Written by Nicole Klassen/Terry Klippenstein
Larry Reimer, the Spiritual Care Coordinator at Boundary Trails Health Centre
The second annual Donation Conversation in support of the Boundary Trails Health Centre Foundation is into the final few weeks of the campaign.
This year, the Foundation hopes to raise $150,000 towards costs in three areas — specialized equipment, as well as the Palliative and Spiritual Care Programs.
“It’s an amazing resource for us to be able to draw from,” says Larry Reimer, the Spiritual Care Coordinator at Boundary Trails. “It means that there [are] funds available for palliative care, for spiritual care, for many different instruments that are purchased to help this hospital do the job they need to do with patients.”
Having taken on his current role during the pandemic, Reimer says the heavier patient load has proven to be a baptism by fire.
What does a typical day look like for a Spiritual Care Coordinator?
“I get in, I go to all the wards, deliver papers to wards so people have reading material. I pick up all my patient lists, as every day I get a new client list. I take those to my office to fill out my list. I actually spend some time getting centered and praying for those people, going out to the rooms and visiting patients. Right now that’s the bulk of it.”
Regarding the nature of his work, Reimer says every patient has a different need.
“Every patient’s in a different spot. So you have to walk in, I wait at the room before I go in. I stand and I listen a little bit to hear what God may want to say to these people. Sometimes it’s just coming to the room, listening, just being there, being a comforting presence to people. Because I’m not necessarily there to proselytize people. I’m there to bring comfort.”
Reimer served as director of Youth for Christ in Altona for seven years. He completed his spiritual care certification at Catherine Booth College in Winnipeg. He left a local pastorate to take his current post at at Boundary Trails. Reimer believes his role is valuable to the community.
“We have such a really faith based community. There are so many churches in town, it’s important to have kind of a liaison between the pastors and the hospital, especially for that lots of people will come into the hospital. Currently, my patient list is about 25 to 30 people, maybe a bit more that I’m overseeing, that I’m able to connect with churches. If they have congregants that are in the hospital, it’s important for them to know that they’re there. For me, just being a presence there, I bring that spiritual component that’s so vital for so many patients.”
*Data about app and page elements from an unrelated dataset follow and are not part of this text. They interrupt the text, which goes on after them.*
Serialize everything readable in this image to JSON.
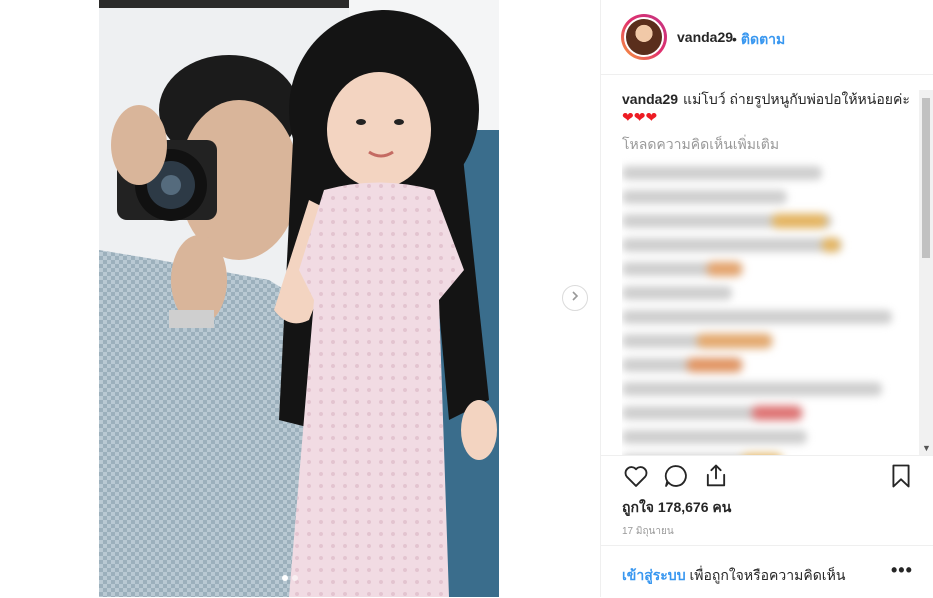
{
  "post": {
    "username": "vanda29",
    "separator": "•",
    "follow_label": "ติดตาม",
    "caption_user": "vanda29",
    "caption_text": "แม่โบว์ ถ่ายรูปหนูกับพ่อปอให้หน่อยค่ะ",
    "caption_emoji": "❤❤❤",
    "load_more": "โหลดความคิดเห็นเพิ่มเติม",
    "likes_text": "ถูกใจ 178,676 คน",
    "date_text": "17 มิถุนายน",
    "login_link": "เข้าสู่ระบบ",
    "login_rest": " เพื่อถูกใจหรือความคิดเห็น",
    "more_options": "•••"
  },
  "icons": {
    "like": "heart-icon",
    "comment": "comment-icon",
    "share": "share-icon",
    "save": "bookmark-icon",
    "next": "chevron-right-icon"
  },
  "colors": {
    "link": "#3897f0",
    "heart": "#ed1c24",
    "muted": "#999999"
  }
}
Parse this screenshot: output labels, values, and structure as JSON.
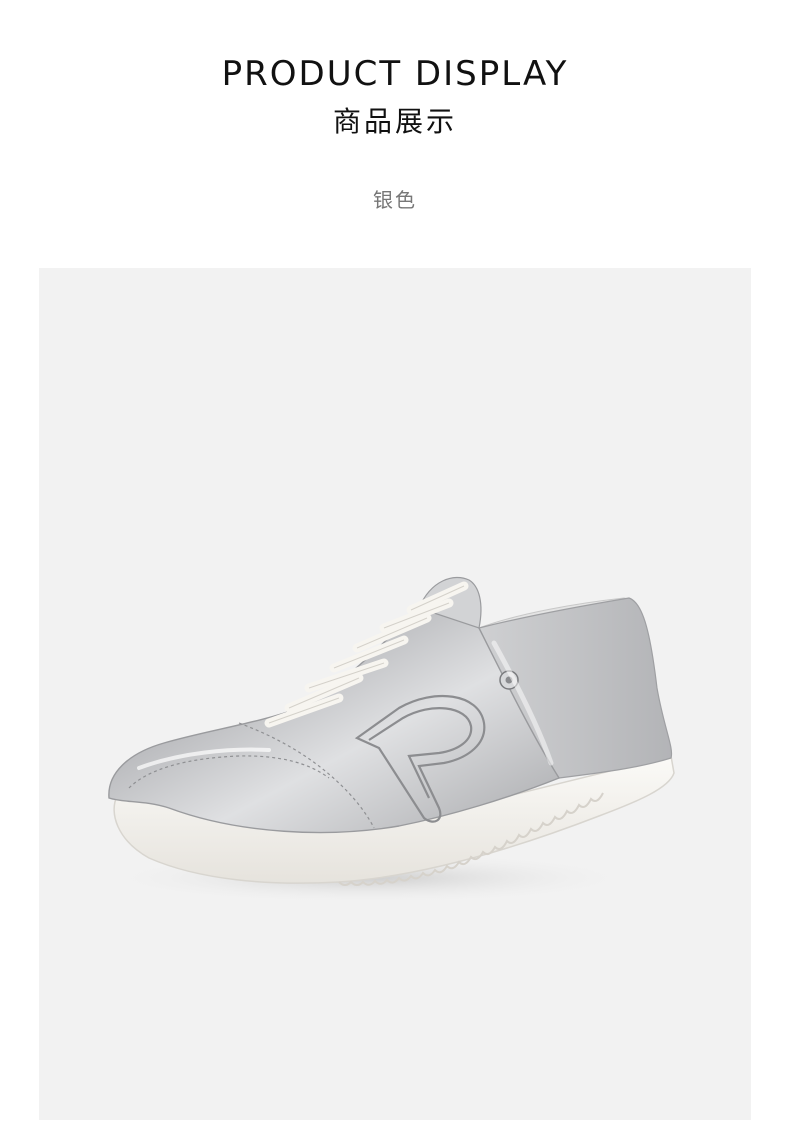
{
  "header": {
    "title_en": "PRODUCT DISPLAY",
    "title_cn": "商品展示"
  },
  "variant": {
    "color_label": "银色"
  },
  "product_image": {
    "subject": "shoe",
    "colors": {
      "panel_background": "#f2f2f2",
      "upper_silver": "#c9cacc",
      "sole_white": "#f4f2ee",
      "lace_white": "#f7f5f0"
    }
  }
}
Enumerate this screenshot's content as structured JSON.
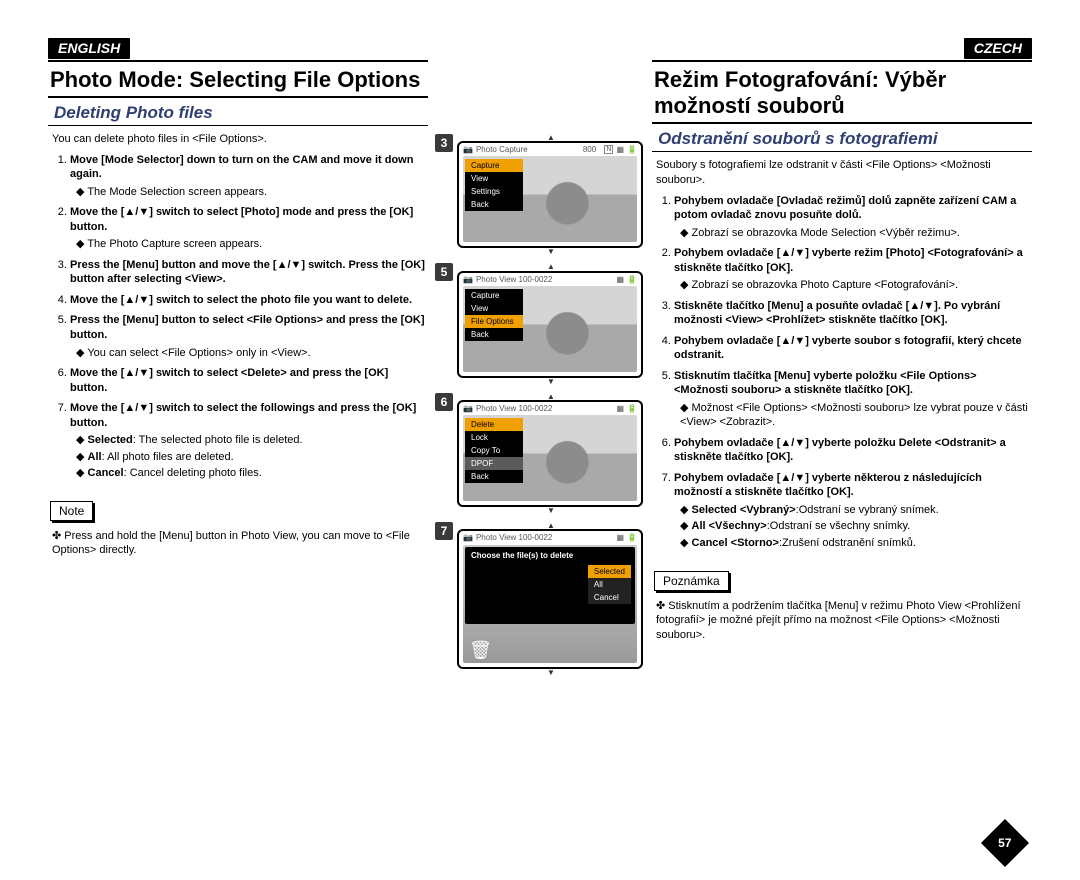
{
  "page_number": "57",
  "left": {
    "lang": "ENGLISH",
    "title": "Photo Mode: Selecting File Options",
    "subhead": "Deleting Photo files",
    "intro": "You can delete photo files in <File Options>.",
    "steps": [
      {
        "t": "Move [Mode Selector] down to turn on the CAM and move it down again.",
        "sub": [
          "The Mode Selection screen appears."
        ]
      },
      {
        "t": "Move the [▲/▼] switch to select [Photo] mode and press the [OK] button.",
        "sub": [
          "The Photo Capture screen appears."
        ]
      },
      {
        "t": "Press the [Menu] button and move the [▲/▼] switch. Press the [OK] button after selecting <View>.",
        "sub": []
      },
      {
        "t": "Move the [▲/▼] switch to select the photo file you want to delete.",
        "sub": []
      },
      {
        "t": "Press the [Menu] button to select <File Options> and press the [OK] button.",
        "sub": [
          "You can select <File Options> only in <View>."
        ]
      },
      {
        "t": "Move the [▲/▼] switch to select <Delete> and press the [OK] button.",
        "sub": []
      },
      {
        "t": "Move the [▲/▼] switch to select the followings and press the [OK] button.",
        "sub": [
          "Selected: The selected photo file is deleted.",
          "All: All photo files are deleted.",
          "Cancel: Cancel deleting photo files."
        ]
      }
    ],
    "note_label": "Note",
    "note": "Press and hold the [Menu] button in Photo View, you can move to <File Options> directly."
  },
  "right": {
    "lang": "CZECH",
    "title": "Režim Fotografování: Výběr možností souborů",
    "subhead": "Odstranění souborů s fotografiemi",
    "intro": "Soubory s fotografiemi lze odstranit v části <File Options> <Možnosti souboru>.",
    "steps": [
      {
        "t": "Pohybem ovladače [Ovladač režimů] dolů zapněte zařízení CAM a potom ovladač znovu posuňte dolů.",
        "sub": [
          "Zobrazí se obrazovka Mode Selection <Výběr režimu>."
        ]
      },
      {
        "t": "Pohybem ovladače [▲/▼] vyberte režim [Photo] <Fotografování> a stiskněte tlačítko [OK].",
        "sub": [
          "Zobrazí se obrazovka Photo Capture <Fotografování>."
        ]
      },
      {
        "t": "Stiskněte tlačítko [Menu] a posuňte ovladač [▲/▼]. Po vybrání možnosti <View> <Prohlížet> stiskněte tlačítko [OK].",
        "sub": []
      },
      {
        "t": "Pohybem ovladače [▲/▼] vyberte soubor s fotografií, který chcete odstranit.",
        "sub": []
      },
      {
        "t": "Stisknutím tlačítka [Menu] vyberte položku <File Options> <Možnosti souboru> a stiskněte tlačítko [OK].",
        "sub": [
          "Možnost <File Options> <Možnosti souboru> lze vybrat pouze v části <View> <Zobrazit>."
        ]
      },
      {
        "t": "Pohybem ovladače [▲/▼] vyberte položku Delete <Odstranit> a stiskněte tlačítko [OK].",
        "sub": []
      },
      {
        "t": "Pohybem ovladače [▲/▼] vyberte některou z následujících možností a stiskněte tlačítko [OK].",
        "sub": [
          "Selected <Vybraný>:Odstraní se vybraný snímek.",
          "All <Všechny>:Odstraní se všechny snímky.",
          "Cancel <Storno>:Zrušení odstranění snímků."
        ]
      }
    ],
    "note_label": "Poznámka",
    "note": "Stisknutím a podržením tlačítka [Menu] v režimu Photo View <Prohlížení fotografií> je možné přejít přímo na možnost <File Options> <Možnosti souboru>."
  },
  "screens": {
    "s3": {
      "num": "3",
      "title": "Photo Capture",
      "badge": "800",
      "menu": [
        "Capture",
        "View",
        "Settings",
        "Back"
      ],
      "sel": 0
    },
    "s5": {
      "num": "5",
      "title": "Photo View 100-0022",
      "menu": [
        "Capture",
        "View",
        "File Options",
        "Back"
      ],
      "sel": 2
    },
    "s6": {
      "num": "6",
      "title": "Photo View 100-0022",
      "menu": [
        "Delete",
        "Lock",
        "Copy To",
        "DPOF",
        "Back"
      ],
      "sel": 0,
      "gray_idx": 3
    },
    "s7": {
      "num": "7",
      "title": "Photo View 100-0022",
      "dialog": "Choose the file(s) to delete",
      "options": [
        "Selected",
        "All",
        "Cancel"
      ],
      "sel": 0
    }
  }
}
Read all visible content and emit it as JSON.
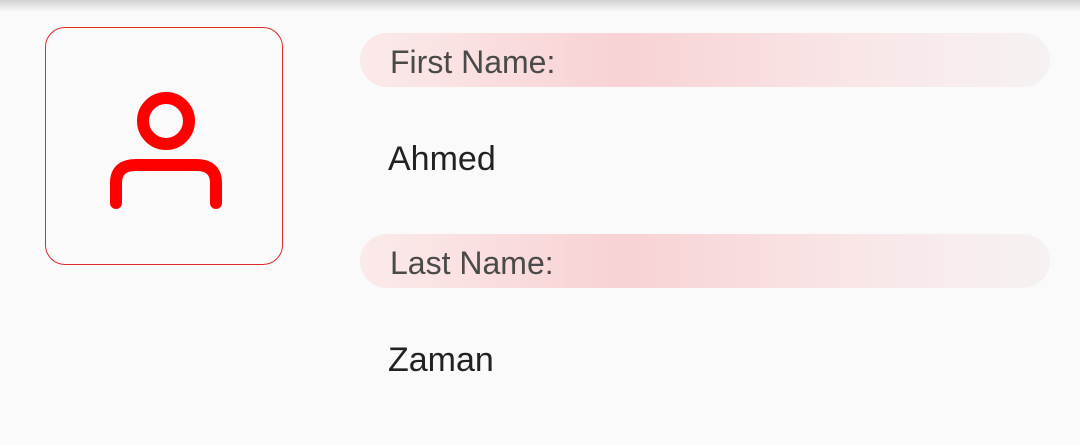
{
  "avatar": {
    "icon": "user-icon",
    "accent_color": "#ff0000",
    "border_color": "#e0282d"
  },
  "profile": {
    "first_name_label": "First Name:",
    "first_name_value": "Ahmed",
    "last_name_label": "Last Name:",
    "last_name_value": "Zaman"
  },
  "colors": {
    "background": "#fafafa",
    "pill_tint": "#f8d2d4",
    "label_text": "#4a4a4a",
    "value_text": "#222222"
  }
}
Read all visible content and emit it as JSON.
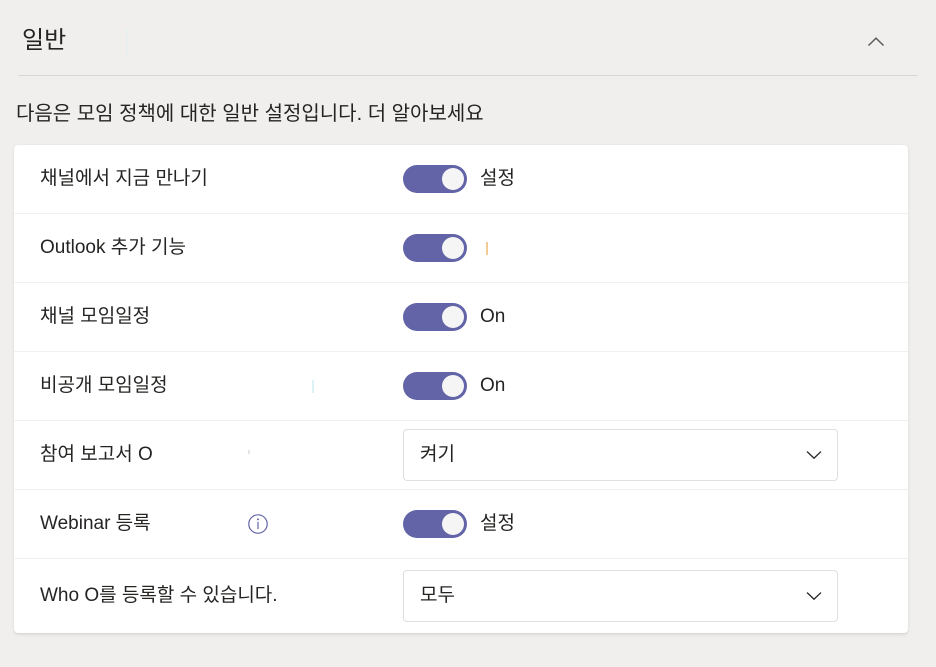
{
  "header": {
    "title": "일반",
    "collapse_icon": "chevron-up-icon",
    "collapse_label": "일반"
  },
  "description": "다음은 모임 정책에 대한 일반 설정입니다. 더 알아보세요",
  "colors": {
    "accent": "#6264A7",
    "page_background": "#F0EFED",
    "card_background": "#FFFFFF",
    "text": "#252423",
    "divider": "#D8D6D4",
    "row_divider": "#F1F0EF",
    "field_border": "#E1DFDD",
    "title_divider": "#DFF0F1",
    "faint_mark": "#E8A33D"
  },
  "settings": [
    {
      "label": "채널에서 지금 만나기",
      "control": "toggle",
      "toggle_state": "on",
      "state_text": "설정",
      "has_info": false
    },
    {
      "label": "Outlook 추가 기능",
      "control": "toggle",
      "toggle_state": "on",
      "state_text": "",
      "has_info": false
    },
    {
      "label": "채널 모임일정",
      "control": "toggle",
      "toggle_state": "on",
      "state_text": "On",
      "has_info": false
    },
    {
      "label": "비공개 모임일정",
      "control": "toggle",
      "toggle_state": "on",
      "state_text": "On",
      "has_info": false
    },
    {
      "label": "참여 보고서 O",
      "control": "dropdown",
      "value": "켜기",
      "has_info": false
    },
    {
      "label": "Webinar 등록",
      "control": "toggle",
      "toggle_state": "on",
      "state_text": "설정",
      "has_info": true,
      "info_icon": "info-icon"
    },
    {
      "label": "Who O를 등록할 수 있습니다.",
      "control": "dropdown",
      "value": "모두",
      "has_info": false
    }
  ]
}
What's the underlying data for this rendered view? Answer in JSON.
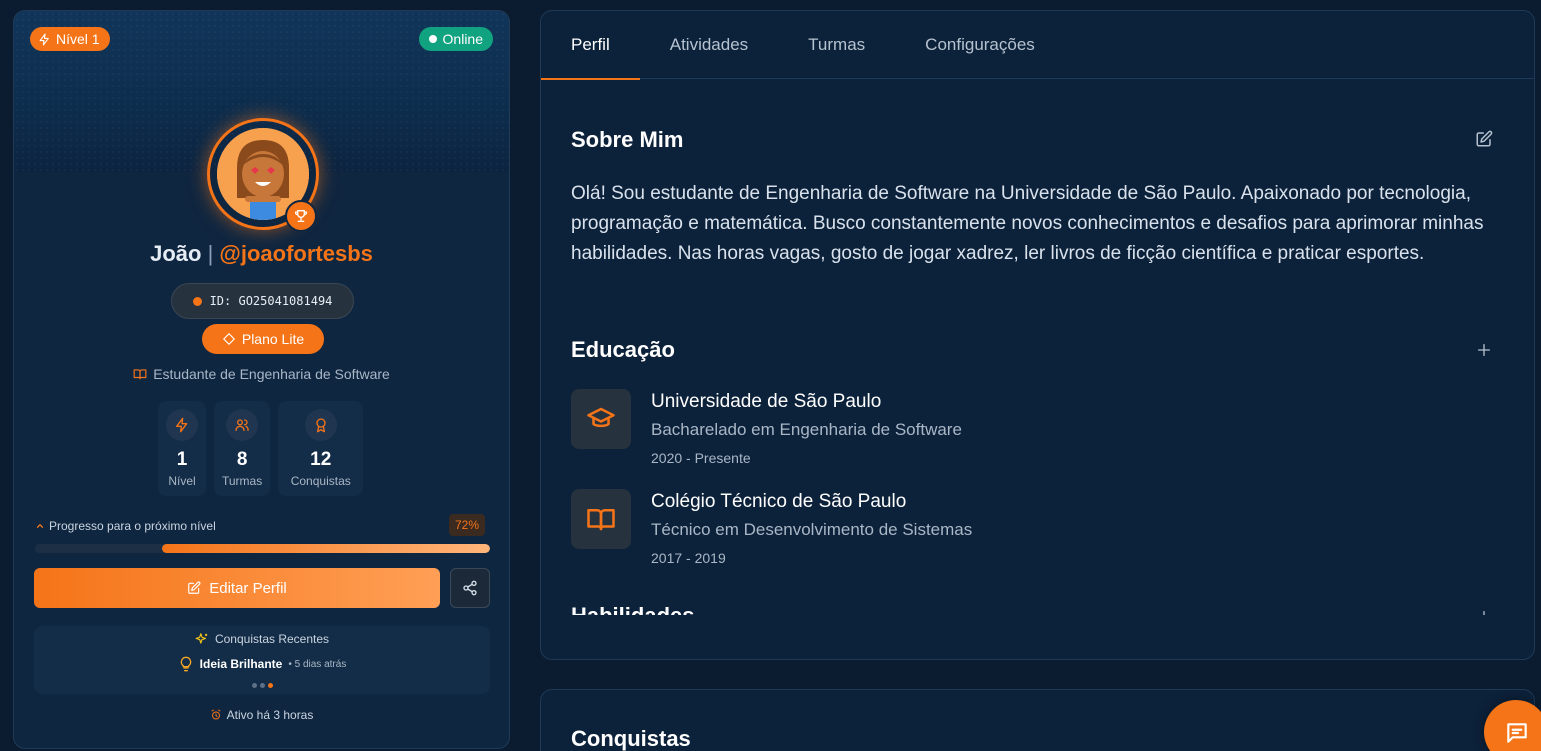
{
  "profile": {
    "level_badge": "Nível 1",
    "status": "Online",
    "name": "João",
    "name_separator": "|",
    "handle": "@joaofortesbs",
    "id_text": "ID: GO25041081494",
    "plan": "Plano Lite",
    "occupation": "Estudante de Engenharia de Software",
    "stats": [
      {
        "icon": "lightning-icon",
        "value": "1",
        "label": "Nível"
      },
      {
        "icon": "users-icon",
        "value": "8",
        "label": "Turmas"
      },
      {
        "icon": "award-icon",
        "value": "12",
        "label": "Conquistas"
      }
    ],
    "progress": {
      "label": "Progresso para o próximo nível",
      "percent_text": "72%",
      "value": 0.72
    },
    "edit_button": "Editar Perfil",
    "recent_achievements": {
      "title": "Conquistas Recentes",
      "item_name": "Ideia Brilhante",
      "item_time": "• 5 dias atrás"
    },
    "active_text": "Ativo há 3 horas"
  },
  "tabs": [
    "Perfil",
    "Atividades",
    "Turmas",
    "Configurações"
  ],
  "about": {
    "title": "Sobre Mim",
    "text": "Olá! Sou estudante de Engenharia de Software na Universidade de São Paulo. Apaixonado por tecnologia, programação e matemática. Busco constantemente novos conhecimentos e desafios para aprimorar minhas habilidades. Nas horas vagas, gosto de jogar xadrez, ler livros de ficção científica e praticar esportes."
  },
  "education": {
    "title": "Educação",
    "items": [
      {
        "icon": "graduation-cap-icon",
        "institution": "Universidade de São Paulo",
        "degree": "Bacharelado em Engenharia de Software",
        "dates": "2020 - Presente"
      },
      {
        "icon": "book-icon",
        "institution": "Colégio Técnico de São Paulo",
        "degree": "Técnico em Desenvolvimento de Sistemas",
        "dates": "2017 - 2019"
      }
    ]
  },
  "skills": {
    "title": "Habilidades"
  },
  "achievements": {
    "title": "Conquistas"
  },
  "colors": {
    "accent": "#f57418",
    "online": "#11a27f",
    "background": "#0b1c30",
    "card": "#0f2640"
  }
}
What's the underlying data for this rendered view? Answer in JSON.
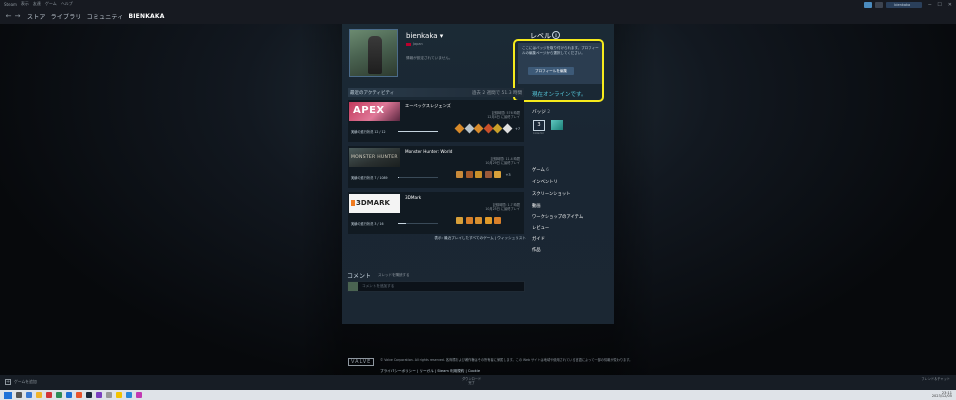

The Foundation is also raising funds through a 50/50 raffle, with a current jackpot of over $34,000. The draw is being made December 31st, 2021.